(Data items)
◆ ◆ ◆ ◆

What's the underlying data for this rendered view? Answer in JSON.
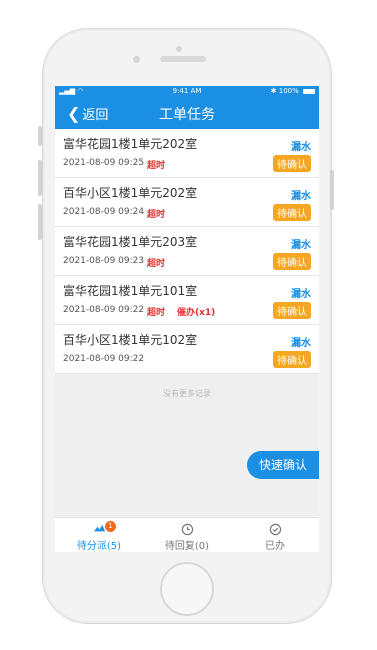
{
  "status_bar": {
    "time": "9:41 AM",
    "battery": "100%"
  },
  "header": {
    "back_label": "返回",
    "title": "工单任务"
  },
  "orders": [
    {
      "address": "富华花园1楼1单元202室",
      "type": "漏水",
      "time": "2021-08-09 09:25",
      "overdue": "超时",
      "urge": "",
      "status": "待确认"
    },
    {
      "address": "百华小区1楼1单元202室",
      "type": "漏水",
      "time": "2021-08-09 09:24",
      "overdue": "超时",
      "urge": "",
      "status": "待确认"
    },
    {
      "address": "富华花园1楼1单元203室",
      "type": "漏水",
      "time": "2021-08-09 09:23",
      "overdue": "超时",
      "urge": "",
      "status": "待确认"
    },
    {
      "address": "富华花园1楼1单元101室",
      "type": "漏水",
      "time": "2021-08-09 09:22",
      "overdue": "超时",
      "urge": "催办(x1)",
      "status": "待确认"
    },
    {
      "address": "百华小区1楼1单元102室",
      "type": "漏水",
      "time": "2021-08-09 09:22",
      "overdue": "",
      "urge": "",
      "status": "待确认"
    }
  ],
  "no_more": "没有更多记录",
  "fab_label": "快速确认",
  "tabs": [
    {
      "label": "待分派(5)",
      "badge": "1",
      "icon": "dispatch-icon",
      "active": true
    },
    {
      "label": "待回复(0)",
      "badge": "",
      "icon": "clock-icon",
      "active": false
    },
    {
      "label": "已办",
      "badge": "",
      "icon": "check-circle-icon",
      "active": false
    }
  ],
  "colors": {
    "primary": "#1b8fe4",
    "warning": "#f5a623",
    "danger": "#e23030",
    "badge": "#f26b1d"
  }
}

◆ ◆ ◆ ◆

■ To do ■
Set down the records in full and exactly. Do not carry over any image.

■ Reply ■
What's the underlying data for this rendered view? Answer in JSON.
{
  "status_bar": {
    "time": "9:41 AM",
    "battery": "100%"
  },
  "header": {
    "back_label": "返回",
    "title": "工单任务"
  },
  "orders": [
    {
      "address": "富华花园1楼1单元202室",
      "type": "漏水",
      "time": "2021-08-09 09:25",
      "overdue": "超时",
      "urge": "",
      "status": "待确认"
    },
    {
      "address": "百华小区1楼1单元202室",
      "type": "漏水",
      "time": "2021-08-09 09:24",
      "overdue": "超时",
      "urge": "",
      "status": "待确认"
    },
    {
      "address": "富华花园1楼1单元203室",
      "type": "漏水",
      "time": "2021-08-09 09:23",
      "overdue": "超时",
      "urge": "",
      "status": "待确认"
    },
    {
      "address": "富华花园1楼1单元101室",
      "type": "漏水",
      "time": "2021-08-09 09:22",
      "overdue": "超时",
      "urge": "催办(x1)",
      "status": "待确认"
    },
    {
      "address": "百华小区1楼1单元102室",
      "type": "漏水",
      "time": "2021-08-09 09:22",
      "overdue": "",
      "urge": "",
      "status": "待确认"
    }
  ],
  "no_more": "没有更多记录",
  "fab_label": "快速确认",
  "tabs": [
    {
      "label": "待分派(5)",
      "badge": "1",
      "icon": "dispatch-icon",
      "active": true
    },
    {
      "label": "待回复(0)",
      "badge": "",
      "icon": "clock-icon",
      "active": false
    },
    {
      "label": "已办",
      "badge": "",
      "icon": "check-circle-icon",
      "active": false
    }
  ],
  "colors": {
    "primary": "#1b8fe4",
    "warning": "#f5a623",
    "danger": "#e23030",
    "badge": "#f26b1d"
  }
}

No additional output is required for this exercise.